_RECORDS_

- Opening Delimiter -

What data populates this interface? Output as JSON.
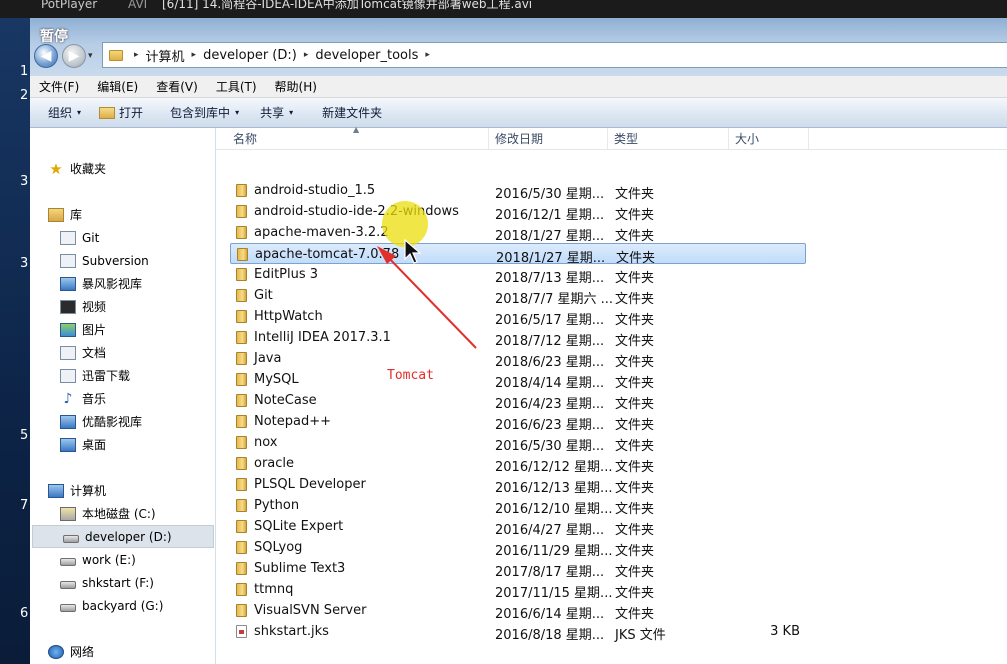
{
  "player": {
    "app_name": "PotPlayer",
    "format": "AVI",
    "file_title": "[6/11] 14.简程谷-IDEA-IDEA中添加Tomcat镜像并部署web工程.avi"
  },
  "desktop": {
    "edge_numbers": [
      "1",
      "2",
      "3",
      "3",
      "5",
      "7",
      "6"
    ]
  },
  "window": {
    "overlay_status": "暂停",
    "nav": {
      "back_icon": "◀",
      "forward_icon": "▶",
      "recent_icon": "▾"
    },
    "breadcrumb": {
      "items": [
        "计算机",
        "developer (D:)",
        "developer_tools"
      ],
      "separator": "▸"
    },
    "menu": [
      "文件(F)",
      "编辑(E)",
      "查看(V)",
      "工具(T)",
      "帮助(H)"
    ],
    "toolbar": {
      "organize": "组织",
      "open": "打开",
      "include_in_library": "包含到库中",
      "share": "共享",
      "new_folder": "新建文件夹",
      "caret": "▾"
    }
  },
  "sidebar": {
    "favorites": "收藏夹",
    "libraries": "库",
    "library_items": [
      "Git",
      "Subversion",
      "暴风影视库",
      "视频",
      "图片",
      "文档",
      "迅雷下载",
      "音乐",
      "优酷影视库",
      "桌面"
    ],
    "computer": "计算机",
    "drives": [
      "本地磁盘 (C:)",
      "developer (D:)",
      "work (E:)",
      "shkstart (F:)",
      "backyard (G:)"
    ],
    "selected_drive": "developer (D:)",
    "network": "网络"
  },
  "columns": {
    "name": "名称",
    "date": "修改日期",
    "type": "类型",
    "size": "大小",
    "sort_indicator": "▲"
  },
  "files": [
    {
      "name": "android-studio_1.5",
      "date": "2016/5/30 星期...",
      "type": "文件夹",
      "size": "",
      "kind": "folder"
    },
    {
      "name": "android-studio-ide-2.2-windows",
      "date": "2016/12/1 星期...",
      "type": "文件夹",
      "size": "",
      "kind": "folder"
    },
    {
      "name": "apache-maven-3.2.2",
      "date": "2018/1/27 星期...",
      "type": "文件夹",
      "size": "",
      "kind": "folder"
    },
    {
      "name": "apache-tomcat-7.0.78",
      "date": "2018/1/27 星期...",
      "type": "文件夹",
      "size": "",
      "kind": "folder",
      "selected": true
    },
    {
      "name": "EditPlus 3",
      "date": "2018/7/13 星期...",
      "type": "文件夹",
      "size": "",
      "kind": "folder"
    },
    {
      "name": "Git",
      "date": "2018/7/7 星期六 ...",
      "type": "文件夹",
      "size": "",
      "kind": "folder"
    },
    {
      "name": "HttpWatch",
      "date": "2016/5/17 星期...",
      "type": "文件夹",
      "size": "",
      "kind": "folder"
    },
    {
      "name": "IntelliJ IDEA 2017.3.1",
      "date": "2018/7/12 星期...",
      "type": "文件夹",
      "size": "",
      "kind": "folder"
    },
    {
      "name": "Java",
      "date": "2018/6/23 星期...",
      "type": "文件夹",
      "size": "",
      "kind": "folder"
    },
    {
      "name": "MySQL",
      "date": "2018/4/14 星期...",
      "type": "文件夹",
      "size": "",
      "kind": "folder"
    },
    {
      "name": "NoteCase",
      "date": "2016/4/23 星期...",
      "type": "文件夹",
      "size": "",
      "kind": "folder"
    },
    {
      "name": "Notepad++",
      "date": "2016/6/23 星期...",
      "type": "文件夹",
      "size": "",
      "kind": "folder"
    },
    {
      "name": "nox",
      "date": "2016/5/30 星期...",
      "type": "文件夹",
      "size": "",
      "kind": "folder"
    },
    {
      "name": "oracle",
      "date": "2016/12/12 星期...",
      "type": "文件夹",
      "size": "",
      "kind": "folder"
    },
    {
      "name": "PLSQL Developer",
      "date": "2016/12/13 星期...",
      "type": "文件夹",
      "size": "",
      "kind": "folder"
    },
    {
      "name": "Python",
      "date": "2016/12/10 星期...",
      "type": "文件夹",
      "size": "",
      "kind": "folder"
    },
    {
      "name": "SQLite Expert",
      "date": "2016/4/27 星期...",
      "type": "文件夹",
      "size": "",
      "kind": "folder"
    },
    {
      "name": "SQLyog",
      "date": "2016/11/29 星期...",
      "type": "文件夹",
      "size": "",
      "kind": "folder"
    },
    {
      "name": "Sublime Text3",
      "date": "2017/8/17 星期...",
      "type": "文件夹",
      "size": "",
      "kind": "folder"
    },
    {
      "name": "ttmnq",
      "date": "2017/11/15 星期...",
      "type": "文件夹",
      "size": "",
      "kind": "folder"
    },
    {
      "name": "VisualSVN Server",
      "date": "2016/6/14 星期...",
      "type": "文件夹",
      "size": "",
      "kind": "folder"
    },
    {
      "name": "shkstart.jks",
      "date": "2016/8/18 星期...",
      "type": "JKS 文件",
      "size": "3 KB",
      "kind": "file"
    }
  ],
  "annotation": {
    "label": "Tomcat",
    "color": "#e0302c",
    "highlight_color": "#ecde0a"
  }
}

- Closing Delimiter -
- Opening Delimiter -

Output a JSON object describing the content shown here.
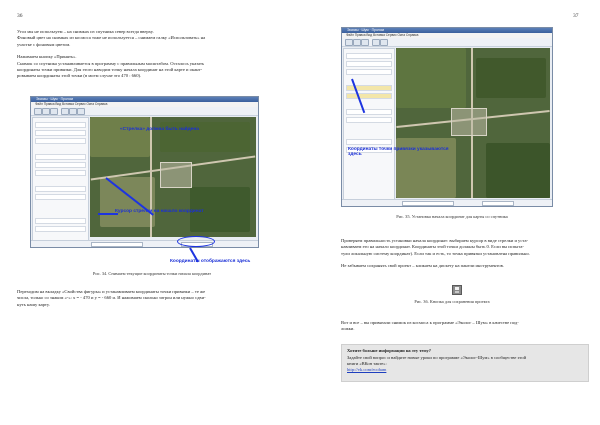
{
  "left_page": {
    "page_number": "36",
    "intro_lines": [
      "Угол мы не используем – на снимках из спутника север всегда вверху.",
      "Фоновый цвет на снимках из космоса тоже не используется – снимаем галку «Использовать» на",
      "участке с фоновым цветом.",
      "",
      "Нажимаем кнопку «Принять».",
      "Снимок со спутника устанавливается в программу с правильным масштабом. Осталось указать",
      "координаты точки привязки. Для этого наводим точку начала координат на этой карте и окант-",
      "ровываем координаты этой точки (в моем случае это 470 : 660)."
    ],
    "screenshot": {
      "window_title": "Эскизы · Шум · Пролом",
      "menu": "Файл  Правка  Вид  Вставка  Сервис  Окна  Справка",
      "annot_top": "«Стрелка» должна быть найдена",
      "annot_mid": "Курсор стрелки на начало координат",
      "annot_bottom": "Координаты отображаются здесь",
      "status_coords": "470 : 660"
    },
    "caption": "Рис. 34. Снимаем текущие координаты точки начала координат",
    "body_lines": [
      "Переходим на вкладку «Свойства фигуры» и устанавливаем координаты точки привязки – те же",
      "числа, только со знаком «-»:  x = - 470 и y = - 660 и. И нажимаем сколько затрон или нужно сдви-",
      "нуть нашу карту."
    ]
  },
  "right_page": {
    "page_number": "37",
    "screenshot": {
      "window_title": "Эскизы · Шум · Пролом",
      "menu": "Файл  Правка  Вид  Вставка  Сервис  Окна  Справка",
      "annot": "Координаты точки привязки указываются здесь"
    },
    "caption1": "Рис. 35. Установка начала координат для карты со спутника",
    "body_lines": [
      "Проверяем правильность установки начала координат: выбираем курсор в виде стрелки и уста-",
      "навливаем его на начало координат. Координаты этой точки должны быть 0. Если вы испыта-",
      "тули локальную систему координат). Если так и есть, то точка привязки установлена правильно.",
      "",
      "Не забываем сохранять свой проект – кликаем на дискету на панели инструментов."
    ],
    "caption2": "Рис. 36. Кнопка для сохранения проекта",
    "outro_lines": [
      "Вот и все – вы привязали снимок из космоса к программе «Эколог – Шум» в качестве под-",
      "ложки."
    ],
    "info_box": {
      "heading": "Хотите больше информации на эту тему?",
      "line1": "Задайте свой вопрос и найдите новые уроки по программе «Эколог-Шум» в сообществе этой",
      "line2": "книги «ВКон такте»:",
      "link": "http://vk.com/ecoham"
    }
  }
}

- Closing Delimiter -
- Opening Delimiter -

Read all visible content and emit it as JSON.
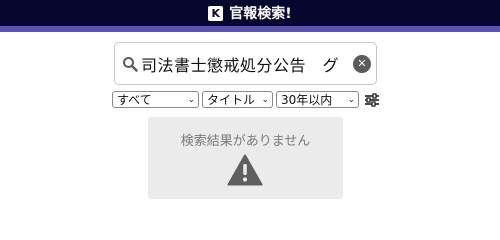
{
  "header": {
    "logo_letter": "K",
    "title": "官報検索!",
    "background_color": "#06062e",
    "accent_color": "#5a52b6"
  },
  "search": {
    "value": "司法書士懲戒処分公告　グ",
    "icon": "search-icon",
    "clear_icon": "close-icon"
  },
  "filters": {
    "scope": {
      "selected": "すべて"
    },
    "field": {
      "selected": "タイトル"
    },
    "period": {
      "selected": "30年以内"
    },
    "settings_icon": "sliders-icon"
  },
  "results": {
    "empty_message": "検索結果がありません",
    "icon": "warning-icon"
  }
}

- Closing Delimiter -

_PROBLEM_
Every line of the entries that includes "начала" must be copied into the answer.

_RESULT OF THIS EXERCISE_
      "координаты точки привязки. Для этого наводим точку начала координат на этой карте и окант-",
    "caption": "Рис. 34. Снимаем текущие координаты точки начала координат",
    "caption1": "Рис. 35. Установка начала координат для карты со спутника",
      "Проверяем правильность установки начала координат: выбираем курсор в виде стрелки и уста-",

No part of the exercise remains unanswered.